How to change depth of field
There are three primary ways of effecting depth of field: aperture, local length, and focal distance. By combining these three factors in the appropriate ways you can either achieve a small or a large depth of field.
To achieve a small depth of field you wish to have a large aperture, large focal length, and a small focal distance. Conversely, to achieve a large depth of field, use a large aperture, small focal length, and large focusing distance. Depending how much on either extreme you follow this rule, will determine how small or large your depth of field will be.
Setting your aperture
One key point, a large aperture means the F stop is set to a small number. When the a large aperture like 1.8 is used, the lens is opened wide. This is often confusing, because the smaller number represents a larger opening. Also note, the larger the opening, the more light is allowed to pass through. The largest aperture you can have is 1, which lets all the light through as if there weren't any lens obstructing the sensor/film. Therefore, with a larger aperture, the shutter time required for a photograph is reduced. This is often why lenses with a large aperture are considered fast lenses.
Selecting a focal length
Another nifty trick to achieve a smaller depth of field is to use a larger focal length lens. I often shoot sports with a 400mm lens. With the camera's aperture in auto mode, the large focal length is enough to reduce the depth of field significantly so that the athlete I am shooting is in focus, but nothing else is.
Selecting a focal distance

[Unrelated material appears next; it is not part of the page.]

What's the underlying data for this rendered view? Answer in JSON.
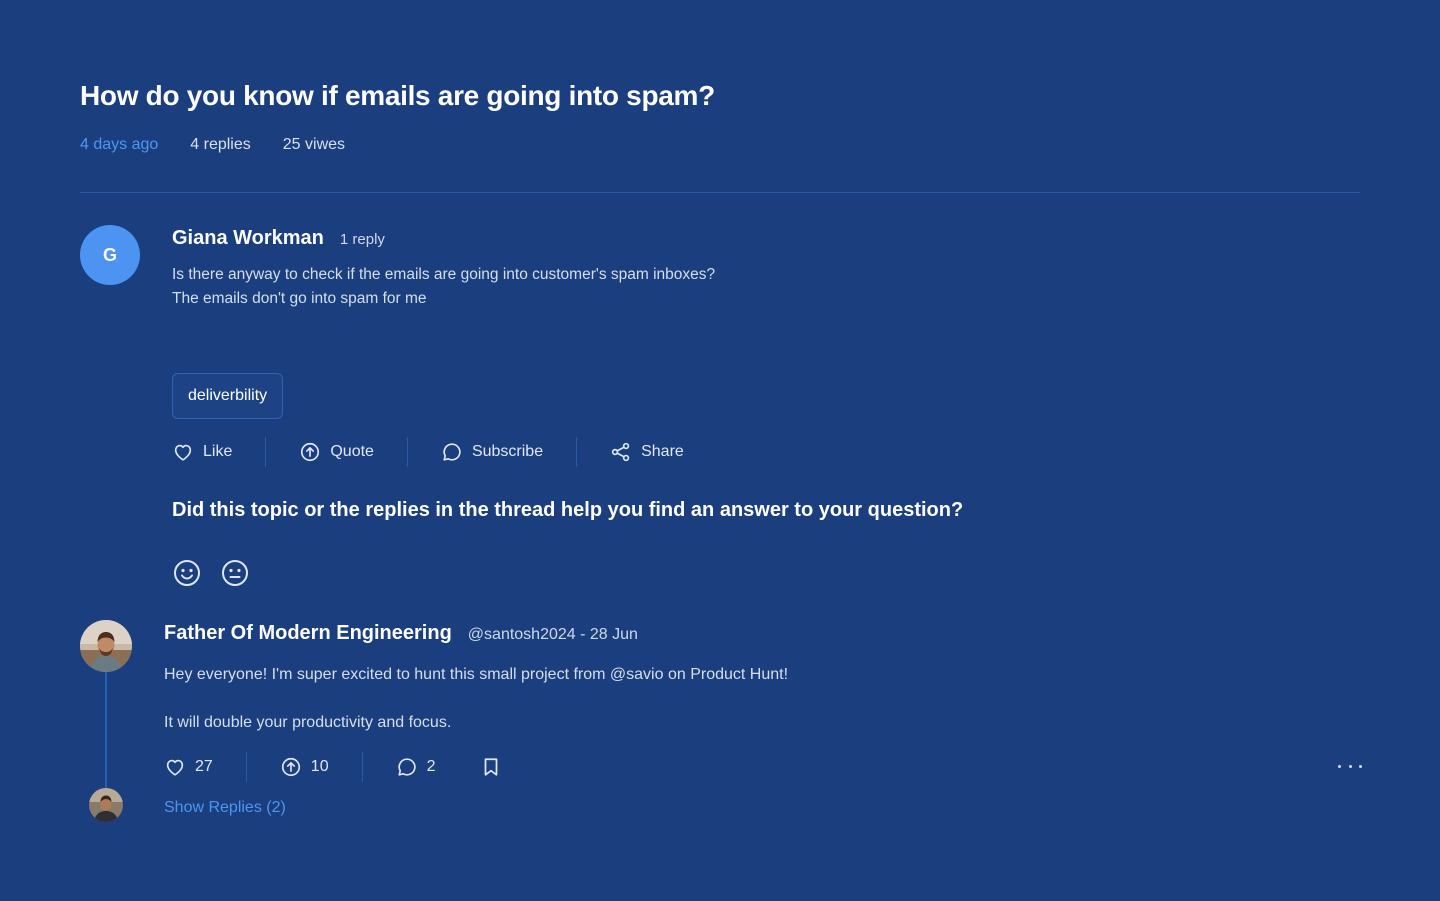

So you are not fortunate enough to have a fast or large lens, don't fret. You can still achieve a smaller depth of field by focusing close to your subject matter.
Small depth of field is achieved
with a large focal length